____ TASK DATA
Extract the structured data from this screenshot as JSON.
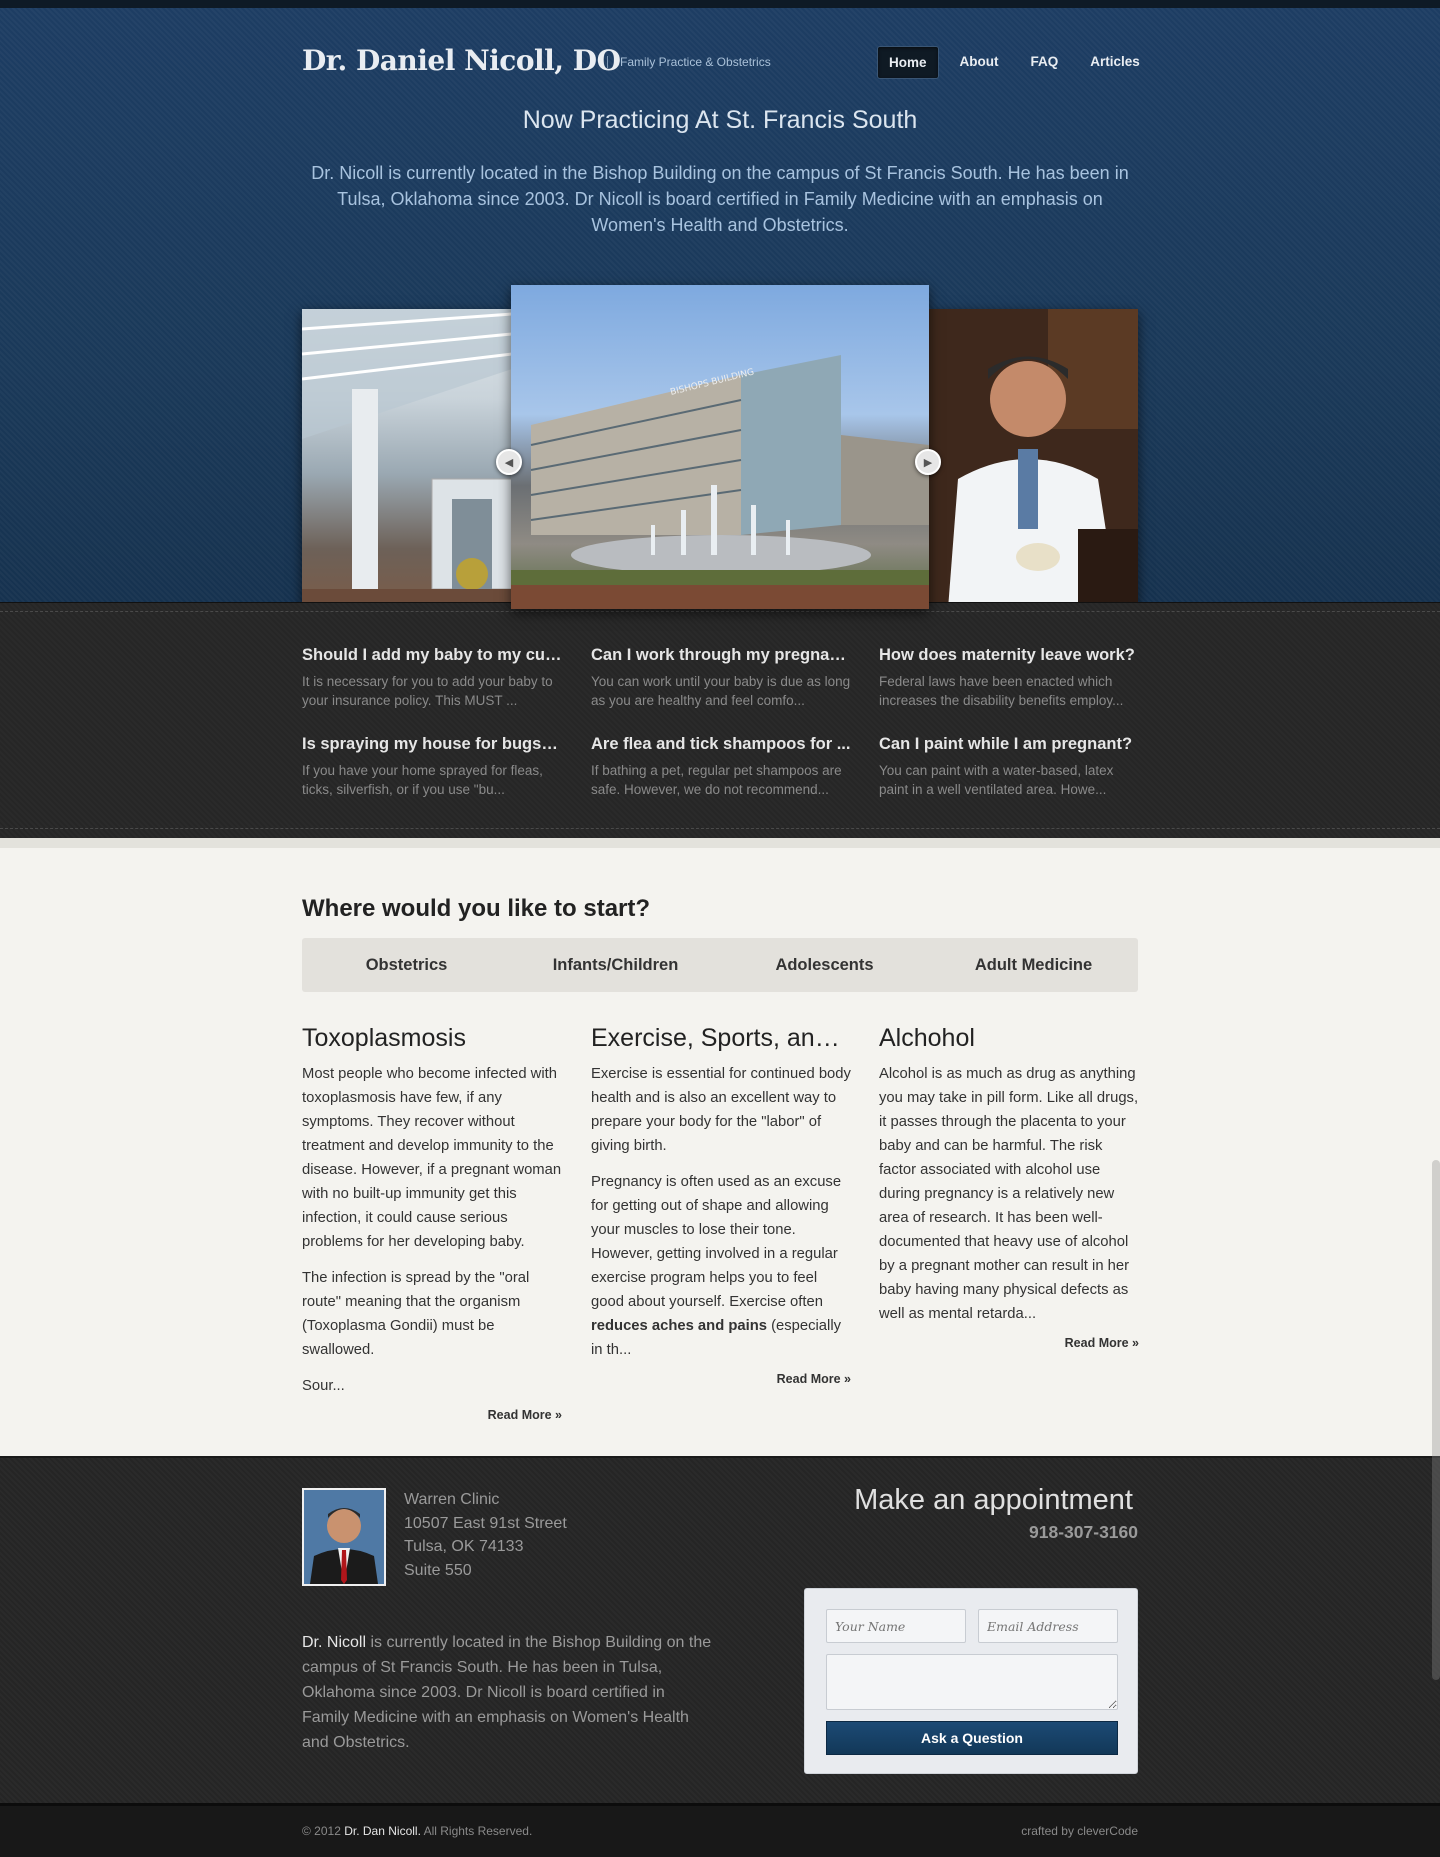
{
  "header": {
    "logo": "Dr. Daniel Nicoll, DO",
    "tagline": "Family Practice & Obstetrics",
    "nav": [
      {
        "label": "Home",
        "active": true
      },
      {
        "label": "About"
      },
      {
        "label": "FAQ"
      },
      {
        "label": "Articles"
      }
    ]
  },
  "hero": {
    "title": "Now Practicing At St. Francis South",
    "text": "Dr. Nicoll is currently located in the Bishop Building on the campus of St Francis South. He has been in Tulsa, Oklahoma since 2003. Dr Nicoll is board certified in Family Medicine with an emphasis on Women's Health and Obstetrics.",
    "building_sign": "BISHOPS BUILDING"
  },
  "faq": [
    {
      "q": "Should I add my baby to my cur...",
      "a": "It is necessary for you to add your baby to your insurance policy. This MUST ..."
    },
    {
      "q": "Can I work through my pregnan...",
      "a": "You can work until your baby is due as long as you are healthy and feel comfo..."
    },
    {
      "q": "How does maternity leave work?",
      "a": "Federal laws have been enacted which increases the disability benefits employ..."
    },
    {
      "q": "Is spraying my house for bugs a ...",
      "a": "If you have your home sprayed for fleas, ticks, silverfish, or if you use \"bu..."
    },
    {
      "q": "Are flea and tick shampoos for ...",
      "a": "If bathing a pet, regular pet shampoos are safe. However, we do not recommend..."
    },
    {
      "q": "Can I paint while I am pregnant?",
      "a": "You can paint with a water-based, latex paint in a well ventilated area. Howe..."
    }
  ],
  "main": {
    "start_title": "Where would you like to start?",
    "tabs": [
      "Obstetrics",
      "Infants/Children",
      "Adolescents",
      "Adult Medicine"
    ],
    "articles": [
      {
        "title": "Toxoplasmosis",
        "p1": "Most people who become infected with toxoplasmosis have few, if any symptoms. They recover without treatment and develop immunity to the disease. However, if a pregnant woman with no built-up immunity get this infection, it could cause serious problems for her developing baby.",
        "p2": "The infection is spread by the \"oral route\" meaning that the organism (Toxoplasma Gondii) must be swallowed.",
        "p3": "Sour...",
        "read_more": "Read More »"
      },
      {
        "title": "Exercise, Sports, and ...",
        "p1": "Exercise is essential for continued body health and is also an excellent way to prepare your body for the \"labor\" of giving birth.",
        "p2_before": "Pregnancy is often used as an excuse for getting out of shape and allowing your muscles to lose their tone. However, getting involved in a regular exercise program helps you to feel good about yourself. Exercise often ",
        "p2_bold": "reduces aches and pains",
        "p2_after": " (especially in th...",
        "read_more": "Read More »"
      },
      {
        "title": "Alchohol",
        "p1": "Alcohol is as much as drug as anything you may take in pill form. Like all drugs, it passes through the placenta to your baby and can be harmful. The risk factor associated with alcohol use during pregnancy is a relatively new area of research. It has been well-documented that heavy use of alcohol by a pregnant mother can result in her baby having many physical defects as well as mental retarda...",
        "read_more": "Read More »"
      }
    ]
  },
  "footer": {
    "address": [
      "Warren Clinic",
      "10507 East 91st Street",
      "Tulsa, OK 74133",
      "Suite 550"
    ],
    "about_name": "Dr. Nicoll",
    "about_text": " is currently located in the Bishop Building on the campus of St Francis South. He has been in Tulsa, Oklahoma since 2003. Dr Nicoll is board certified in Family Medicine with an emphasis on Women's Health and Obstetrics.",
    "appointment_title": "Make an appointment",
    "phone": "918-307-3160",
    "form": {
      "name_placeholder": "Your Name",
      "email_placeholder": "Email Address",
      "submit_label": "Ask a Question"
    },
    "copyright_prefix": "© 2012 ",
    "copyright_owner": "Dr. Dan Nicoll.",
    "copyright_suffix": " All Rights Reserved.",
    "credit": "crafted by cleverCode"
  },
  "colors": {
    "hero_blue": "#1a3959",
    "button_blue": "#123858",
    "cream": "#f4f3ef"
  }
}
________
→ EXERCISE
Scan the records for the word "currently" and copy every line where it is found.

→ COMPLETED TASK
    "text": "Dr. Nicoll is currently located in the Bishop Building on the campus of St Francis South. He has been in Tulsa, Oklahoma since 2003. Dr Nicoll is board certified in Family Medicine with an emphasis on Women's Health and Obstetrics.",
    "about_text": " is currently located in the Bishop Building on the campus of St Francis South. He has been in Tulsa, Oklahoma since 2003. Dr Nicoll is board certified in Family Medicine with an emphasis on Women's Health and Obstetrics.",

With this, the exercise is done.